◆ **TASK OBJECTIVE**: Search the records for the string "accent" and return each line that has it.

◆ **TASK INPUT**:

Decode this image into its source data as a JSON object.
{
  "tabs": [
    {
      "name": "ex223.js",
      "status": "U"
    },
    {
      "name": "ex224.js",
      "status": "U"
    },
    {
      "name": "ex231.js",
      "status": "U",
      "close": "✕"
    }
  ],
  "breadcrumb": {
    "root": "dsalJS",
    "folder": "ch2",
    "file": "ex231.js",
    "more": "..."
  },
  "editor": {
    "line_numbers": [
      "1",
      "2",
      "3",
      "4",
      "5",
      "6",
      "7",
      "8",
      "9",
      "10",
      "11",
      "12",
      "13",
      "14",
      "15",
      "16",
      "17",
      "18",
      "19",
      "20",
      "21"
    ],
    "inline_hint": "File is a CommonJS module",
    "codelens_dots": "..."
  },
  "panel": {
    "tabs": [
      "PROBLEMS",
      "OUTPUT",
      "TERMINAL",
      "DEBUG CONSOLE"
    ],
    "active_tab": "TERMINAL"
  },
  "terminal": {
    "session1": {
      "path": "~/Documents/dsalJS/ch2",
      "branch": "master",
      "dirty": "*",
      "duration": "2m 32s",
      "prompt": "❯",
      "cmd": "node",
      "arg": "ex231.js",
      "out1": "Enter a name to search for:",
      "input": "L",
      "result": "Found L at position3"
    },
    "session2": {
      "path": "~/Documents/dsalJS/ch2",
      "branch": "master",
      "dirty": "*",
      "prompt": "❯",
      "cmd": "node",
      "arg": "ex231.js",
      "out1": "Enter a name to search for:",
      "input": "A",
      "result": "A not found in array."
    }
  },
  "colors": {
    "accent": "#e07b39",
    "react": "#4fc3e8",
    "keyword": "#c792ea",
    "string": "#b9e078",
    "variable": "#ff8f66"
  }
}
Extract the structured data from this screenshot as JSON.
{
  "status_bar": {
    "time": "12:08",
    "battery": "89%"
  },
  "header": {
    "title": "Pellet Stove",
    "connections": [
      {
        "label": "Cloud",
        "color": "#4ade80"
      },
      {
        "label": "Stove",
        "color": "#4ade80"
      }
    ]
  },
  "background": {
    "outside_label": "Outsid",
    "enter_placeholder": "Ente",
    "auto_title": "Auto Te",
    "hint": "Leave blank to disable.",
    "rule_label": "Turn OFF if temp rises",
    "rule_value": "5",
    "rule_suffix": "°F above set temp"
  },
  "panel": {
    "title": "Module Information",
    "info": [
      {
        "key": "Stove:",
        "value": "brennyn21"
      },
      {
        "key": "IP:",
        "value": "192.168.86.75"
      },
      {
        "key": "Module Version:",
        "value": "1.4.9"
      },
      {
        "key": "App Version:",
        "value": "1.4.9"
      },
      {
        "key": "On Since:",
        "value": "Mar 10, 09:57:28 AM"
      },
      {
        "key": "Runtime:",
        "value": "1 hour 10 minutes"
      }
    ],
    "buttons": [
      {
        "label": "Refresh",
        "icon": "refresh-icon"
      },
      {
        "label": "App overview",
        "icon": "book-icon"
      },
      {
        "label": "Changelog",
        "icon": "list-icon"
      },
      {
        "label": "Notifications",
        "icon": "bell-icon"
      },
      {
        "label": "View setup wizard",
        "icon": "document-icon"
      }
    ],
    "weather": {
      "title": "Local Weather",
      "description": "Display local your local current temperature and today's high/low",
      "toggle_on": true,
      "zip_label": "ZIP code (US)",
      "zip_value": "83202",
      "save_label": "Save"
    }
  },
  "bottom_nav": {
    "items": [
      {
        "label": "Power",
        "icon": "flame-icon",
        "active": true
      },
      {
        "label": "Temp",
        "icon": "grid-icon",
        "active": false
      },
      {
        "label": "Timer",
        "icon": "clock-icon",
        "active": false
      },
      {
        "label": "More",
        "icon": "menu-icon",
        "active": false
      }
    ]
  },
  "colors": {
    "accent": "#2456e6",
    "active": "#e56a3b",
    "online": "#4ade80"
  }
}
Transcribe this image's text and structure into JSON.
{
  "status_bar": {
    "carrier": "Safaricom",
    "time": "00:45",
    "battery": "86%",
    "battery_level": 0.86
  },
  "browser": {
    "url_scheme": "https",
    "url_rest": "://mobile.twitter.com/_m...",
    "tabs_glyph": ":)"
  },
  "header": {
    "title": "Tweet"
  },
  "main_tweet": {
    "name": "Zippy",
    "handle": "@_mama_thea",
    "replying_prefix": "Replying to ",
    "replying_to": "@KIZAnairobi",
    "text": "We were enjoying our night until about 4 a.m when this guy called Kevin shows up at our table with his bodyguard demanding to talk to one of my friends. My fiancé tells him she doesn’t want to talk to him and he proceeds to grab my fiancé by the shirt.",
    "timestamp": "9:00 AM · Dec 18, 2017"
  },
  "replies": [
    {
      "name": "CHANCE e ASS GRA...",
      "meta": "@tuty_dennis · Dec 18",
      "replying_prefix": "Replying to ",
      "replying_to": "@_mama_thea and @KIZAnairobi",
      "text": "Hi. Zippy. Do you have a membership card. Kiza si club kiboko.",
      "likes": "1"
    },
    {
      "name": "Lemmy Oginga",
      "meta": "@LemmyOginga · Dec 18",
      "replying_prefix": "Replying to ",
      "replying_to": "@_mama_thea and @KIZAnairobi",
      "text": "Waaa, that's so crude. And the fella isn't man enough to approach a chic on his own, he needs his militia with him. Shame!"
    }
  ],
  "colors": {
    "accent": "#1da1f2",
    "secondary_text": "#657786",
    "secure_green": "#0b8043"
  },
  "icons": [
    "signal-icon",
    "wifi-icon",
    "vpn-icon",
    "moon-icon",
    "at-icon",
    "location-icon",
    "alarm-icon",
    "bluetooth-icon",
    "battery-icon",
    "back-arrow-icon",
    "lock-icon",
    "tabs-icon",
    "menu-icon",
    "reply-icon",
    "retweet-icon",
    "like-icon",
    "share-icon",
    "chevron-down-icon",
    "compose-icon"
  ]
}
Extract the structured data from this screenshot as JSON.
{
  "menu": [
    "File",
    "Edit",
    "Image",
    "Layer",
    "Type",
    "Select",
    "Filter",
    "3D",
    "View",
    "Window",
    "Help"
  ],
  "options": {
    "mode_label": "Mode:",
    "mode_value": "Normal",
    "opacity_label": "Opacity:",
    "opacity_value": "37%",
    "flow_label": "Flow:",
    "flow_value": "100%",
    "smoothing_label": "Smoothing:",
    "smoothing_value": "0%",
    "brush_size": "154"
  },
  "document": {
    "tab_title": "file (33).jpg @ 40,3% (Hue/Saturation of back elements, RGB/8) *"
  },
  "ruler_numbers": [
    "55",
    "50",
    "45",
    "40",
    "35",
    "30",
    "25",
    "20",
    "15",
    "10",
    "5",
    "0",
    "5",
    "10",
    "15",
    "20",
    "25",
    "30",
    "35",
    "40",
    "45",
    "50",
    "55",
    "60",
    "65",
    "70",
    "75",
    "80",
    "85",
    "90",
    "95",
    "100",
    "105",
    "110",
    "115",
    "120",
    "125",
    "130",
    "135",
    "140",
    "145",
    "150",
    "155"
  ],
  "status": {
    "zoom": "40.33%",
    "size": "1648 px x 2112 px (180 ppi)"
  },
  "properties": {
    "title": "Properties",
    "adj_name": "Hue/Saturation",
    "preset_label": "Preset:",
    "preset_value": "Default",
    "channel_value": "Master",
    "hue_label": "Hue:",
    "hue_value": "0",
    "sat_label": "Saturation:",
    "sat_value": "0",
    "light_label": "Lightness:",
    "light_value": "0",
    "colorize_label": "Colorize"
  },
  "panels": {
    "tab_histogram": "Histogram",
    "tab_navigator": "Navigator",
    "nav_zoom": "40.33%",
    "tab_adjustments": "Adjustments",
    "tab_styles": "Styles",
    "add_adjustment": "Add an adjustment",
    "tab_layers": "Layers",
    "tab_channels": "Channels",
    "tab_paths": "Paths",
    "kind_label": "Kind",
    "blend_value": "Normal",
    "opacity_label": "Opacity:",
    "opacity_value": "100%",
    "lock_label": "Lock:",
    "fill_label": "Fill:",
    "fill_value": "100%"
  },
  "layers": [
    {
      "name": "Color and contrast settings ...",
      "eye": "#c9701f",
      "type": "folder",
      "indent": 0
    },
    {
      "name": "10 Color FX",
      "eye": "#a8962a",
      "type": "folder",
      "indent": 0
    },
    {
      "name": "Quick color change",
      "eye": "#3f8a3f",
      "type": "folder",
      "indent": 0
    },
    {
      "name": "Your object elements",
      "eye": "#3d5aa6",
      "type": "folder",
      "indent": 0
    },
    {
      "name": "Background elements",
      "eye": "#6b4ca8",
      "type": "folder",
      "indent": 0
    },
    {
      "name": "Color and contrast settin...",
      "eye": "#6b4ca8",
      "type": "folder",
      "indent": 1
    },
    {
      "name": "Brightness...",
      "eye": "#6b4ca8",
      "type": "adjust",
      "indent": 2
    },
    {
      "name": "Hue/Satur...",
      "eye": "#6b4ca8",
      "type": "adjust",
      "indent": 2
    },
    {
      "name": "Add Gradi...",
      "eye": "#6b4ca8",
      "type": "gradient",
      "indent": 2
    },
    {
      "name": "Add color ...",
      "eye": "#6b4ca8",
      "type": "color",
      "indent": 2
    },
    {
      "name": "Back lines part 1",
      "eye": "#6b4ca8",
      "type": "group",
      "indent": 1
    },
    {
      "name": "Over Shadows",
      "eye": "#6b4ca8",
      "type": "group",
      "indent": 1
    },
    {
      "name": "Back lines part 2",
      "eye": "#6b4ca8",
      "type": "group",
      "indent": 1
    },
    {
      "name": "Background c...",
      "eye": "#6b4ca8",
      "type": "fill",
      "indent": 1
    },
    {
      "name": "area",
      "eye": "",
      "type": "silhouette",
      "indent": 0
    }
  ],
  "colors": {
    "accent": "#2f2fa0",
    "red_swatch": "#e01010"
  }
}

◆ **ANSWER SPACE**:
    "accent": "#e07b39",
    "accent": "#2456e6",
    "accent": "#1da1f2",
    "accent": "#2f2fa0",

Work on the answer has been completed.